Having surrendered to the instructions of his spiritual master, Jivatma gradually begins to relish the chanting of the holy name. As promised by his spiritual master, the potency of the holy name is slowly and surely cleaning away many lifetimes of material conditioning.

Jivatma begins to realize the impermanence of the material body and the eternality of the spirit soul. He then inquires more from his spiritual master, having pleased him by rendering service to him. His spiritual master reciprocates by teaching more about Krishna and the process for returning to the spiritual world, and he lovingly relates many pastimes of Krishna and His associates.

By sincerely performing his regulated worship, Jivatma shows a sincere desire to return to Godhead. His practices purify his consciousness, and he gradually develops his latent love for God, which has become dormant under the modes of material nature. Krishna eagerly reciprocates with every step that Jivatma takes towards Him by taking ten steps towards Jivatma. Through his spiritual master and directly, Krishna gives Jivatma many realizations about Himself and the eternal loving relationship Jivatma enjoyed with Him.

Blessed in this way, Jivatma is now relishing the nectar of the holy name, understanding the name to be identical with Krishna. His ritualistic worship now becomes truly ecstatic, since he sees no difference between Krishna and His deity form. He understands that his true position is not in the material world, so he becomes detached from material trappings of wealth, power, followers, and glory. The same free will he misused to leave Krishna, Jivatma is now using to return.

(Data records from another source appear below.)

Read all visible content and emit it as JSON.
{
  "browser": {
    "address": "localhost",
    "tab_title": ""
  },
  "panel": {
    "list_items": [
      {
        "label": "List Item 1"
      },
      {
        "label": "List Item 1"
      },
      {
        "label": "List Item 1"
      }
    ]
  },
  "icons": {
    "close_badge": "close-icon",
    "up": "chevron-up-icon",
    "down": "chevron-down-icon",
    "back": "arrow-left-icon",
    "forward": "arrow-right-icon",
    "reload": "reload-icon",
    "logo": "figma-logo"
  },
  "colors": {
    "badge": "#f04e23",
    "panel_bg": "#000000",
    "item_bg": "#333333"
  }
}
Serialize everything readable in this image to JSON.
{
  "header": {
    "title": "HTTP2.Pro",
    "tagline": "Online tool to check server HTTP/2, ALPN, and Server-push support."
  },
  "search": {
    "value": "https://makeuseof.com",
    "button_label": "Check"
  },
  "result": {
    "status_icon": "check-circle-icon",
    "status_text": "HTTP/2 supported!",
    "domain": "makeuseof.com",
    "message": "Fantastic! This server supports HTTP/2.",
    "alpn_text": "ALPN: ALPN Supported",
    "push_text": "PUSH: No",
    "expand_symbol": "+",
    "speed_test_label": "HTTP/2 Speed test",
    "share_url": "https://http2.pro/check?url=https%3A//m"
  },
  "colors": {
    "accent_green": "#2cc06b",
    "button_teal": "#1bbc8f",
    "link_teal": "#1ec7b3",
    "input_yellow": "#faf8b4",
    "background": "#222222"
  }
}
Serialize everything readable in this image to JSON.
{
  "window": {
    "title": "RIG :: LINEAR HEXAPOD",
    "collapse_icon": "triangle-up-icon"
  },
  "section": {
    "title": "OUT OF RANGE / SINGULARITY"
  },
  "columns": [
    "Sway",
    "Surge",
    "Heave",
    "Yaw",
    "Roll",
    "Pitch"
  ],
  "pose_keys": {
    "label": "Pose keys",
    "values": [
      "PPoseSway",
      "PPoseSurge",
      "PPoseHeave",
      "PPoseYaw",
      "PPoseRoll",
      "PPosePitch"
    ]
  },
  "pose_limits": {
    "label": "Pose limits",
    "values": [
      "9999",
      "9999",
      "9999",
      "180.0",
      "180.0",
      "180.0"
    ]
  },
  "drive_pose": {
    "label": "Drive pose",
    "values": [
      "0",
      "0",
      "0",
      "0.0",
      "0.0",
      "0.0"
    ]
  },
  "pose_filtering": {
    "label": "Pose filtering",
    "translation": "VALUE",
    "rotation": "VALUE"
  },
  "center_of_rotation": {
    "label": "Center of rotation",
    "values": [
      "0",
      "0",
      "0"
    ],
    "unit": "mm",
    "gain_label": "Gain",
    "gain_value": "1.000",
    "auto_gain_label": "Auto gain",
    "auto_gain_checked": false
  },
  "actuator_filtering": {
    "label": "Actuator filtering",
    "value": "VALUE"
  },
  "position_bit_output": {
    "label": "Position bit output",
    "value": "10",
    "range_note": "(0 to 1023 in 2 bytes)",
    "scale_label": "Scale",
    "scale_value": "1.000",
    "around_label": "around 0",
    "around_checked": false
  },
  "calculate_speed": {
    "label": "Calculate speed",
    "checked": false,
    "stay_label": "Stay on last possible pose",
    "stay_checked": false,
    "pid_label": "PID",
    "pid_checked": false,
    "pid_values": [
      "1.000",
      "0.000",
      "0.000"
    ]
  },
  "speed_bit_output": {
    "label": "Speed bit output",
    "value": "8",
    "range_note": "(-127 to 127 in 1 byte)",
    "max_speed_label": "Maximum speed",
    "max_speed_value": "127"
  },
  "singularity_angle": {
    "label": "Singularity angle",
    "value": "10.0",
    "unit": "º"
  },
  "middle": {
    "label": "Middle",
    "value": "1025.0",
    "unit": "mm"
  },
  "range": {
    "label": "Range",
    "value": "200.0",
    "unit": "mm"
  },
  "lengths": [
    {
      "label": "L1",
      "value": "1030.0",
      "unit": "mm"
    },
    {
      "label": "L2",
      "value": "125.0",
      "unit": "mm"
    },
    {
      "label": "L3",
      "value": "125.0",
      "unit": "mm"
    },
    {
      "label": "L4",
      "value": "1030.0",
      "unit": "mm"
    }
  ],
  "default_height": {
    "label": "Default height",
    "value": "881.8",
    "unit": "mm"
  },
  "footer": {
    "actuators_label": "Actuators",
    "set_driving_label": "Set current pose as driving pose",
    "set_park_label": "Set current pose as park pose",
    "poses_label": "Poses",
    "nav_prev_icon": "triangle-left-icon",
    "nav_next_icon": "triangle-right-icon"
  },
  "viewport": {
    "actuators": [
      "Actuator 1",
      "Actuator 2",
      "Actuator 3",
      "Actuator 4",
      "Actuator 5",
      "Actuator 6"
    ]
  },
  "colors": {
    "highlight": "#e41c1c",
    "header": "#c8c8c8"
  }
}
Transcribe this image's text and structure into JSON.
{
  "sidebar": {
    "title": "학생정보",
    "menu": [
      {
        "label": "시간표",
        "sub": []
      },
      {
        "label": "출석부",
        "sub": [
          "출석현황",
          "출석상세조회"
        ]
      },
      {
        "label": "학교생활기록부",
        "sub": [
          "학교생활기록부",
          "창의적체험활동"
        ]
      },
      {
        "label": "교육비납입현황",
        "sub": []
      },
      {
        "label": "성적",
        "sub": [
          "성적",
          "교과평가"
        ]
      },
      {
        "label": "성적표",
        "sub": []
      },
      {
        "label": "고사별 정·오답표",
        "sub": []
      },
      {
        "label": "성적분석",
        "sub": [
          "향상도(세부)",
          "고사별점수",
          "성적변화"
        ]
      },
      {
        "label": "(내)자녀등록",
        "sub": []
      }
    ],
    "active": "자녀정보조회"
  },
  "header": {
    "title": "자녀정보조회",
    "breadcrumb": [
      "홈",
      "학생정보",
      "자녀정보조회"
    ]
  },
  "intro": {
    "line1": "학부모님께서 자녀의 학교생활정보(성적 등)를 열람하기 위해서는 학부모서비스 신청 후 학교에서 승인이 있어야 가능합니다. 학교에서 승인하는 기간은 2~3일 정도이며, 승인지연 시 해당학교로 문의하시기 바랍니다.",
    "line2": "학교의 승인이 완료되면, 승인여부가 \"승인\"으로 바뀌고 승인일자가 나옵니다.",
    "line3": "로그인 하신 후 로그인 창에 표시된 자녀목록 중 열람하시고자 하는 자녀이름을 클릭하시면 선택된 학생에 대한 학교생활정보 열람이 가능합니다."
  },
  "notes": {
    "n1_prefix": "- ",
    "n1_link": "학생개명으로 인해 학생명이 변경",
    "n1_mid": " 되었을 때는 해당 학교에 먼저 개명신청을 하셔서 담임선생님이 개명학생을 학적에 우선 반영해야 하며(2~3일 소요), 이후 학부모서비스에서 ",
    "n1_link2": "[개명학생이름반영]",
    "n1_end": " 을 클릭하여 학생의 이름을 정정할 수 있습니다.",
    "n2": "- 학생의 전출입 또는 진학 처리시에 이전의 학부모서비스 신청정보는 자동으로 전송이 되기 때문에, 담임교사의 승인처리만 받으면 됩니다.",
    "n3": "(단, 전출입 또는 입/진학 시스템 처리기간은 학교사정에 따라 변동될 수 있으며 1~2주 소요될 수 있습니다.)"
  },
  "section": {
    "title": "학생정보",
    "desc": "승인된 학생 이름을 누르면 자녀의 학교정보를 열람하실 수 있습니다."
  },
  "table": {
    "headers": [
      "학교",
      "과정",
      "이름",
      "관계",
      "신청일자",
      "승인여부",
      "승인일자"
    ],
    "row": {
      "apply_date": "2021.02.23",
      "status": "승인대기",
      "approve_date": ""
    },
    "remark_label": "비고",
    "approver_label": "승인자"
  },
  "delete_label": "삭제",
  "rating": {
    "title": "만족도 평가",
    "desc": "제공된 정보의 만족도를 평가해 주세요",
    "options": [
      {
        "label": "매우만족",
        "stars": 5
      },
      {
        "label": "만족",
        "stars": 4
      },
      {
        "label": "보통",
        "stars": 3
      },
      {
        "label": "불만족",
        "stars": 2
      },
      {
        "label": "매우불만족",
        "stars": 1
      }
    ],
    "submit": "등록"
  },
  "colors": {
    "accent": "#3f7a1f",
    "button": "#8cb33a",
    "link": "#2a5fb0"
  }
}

Krishna is most pleased to reclaim His lost son, who has suffered much out of his own desire to enjoy separately. Seeing that Jivatma sincerely desires to return home, back to Godhead, Krishna, the Supreme Personality of Godhead, welcomes him back. Jivatma returns to the spiritual world, ecstatic about returning to a place where he can eternally serve His Lord without envy, freed from the cycle of birth, old age, disease, and death.

That is the happy ending. Like Jivatma, we were all in the spiritual world but fell to the material world by our free will. Like Jivatma, we have transmigrated through countless life forms, enjoying and suffering our karmic reactions. I hope and pray that like Jivatma we will also be fortunate to surrender to a spiritual master, and by his mercy and our sincere desire, return home, back to Godhead.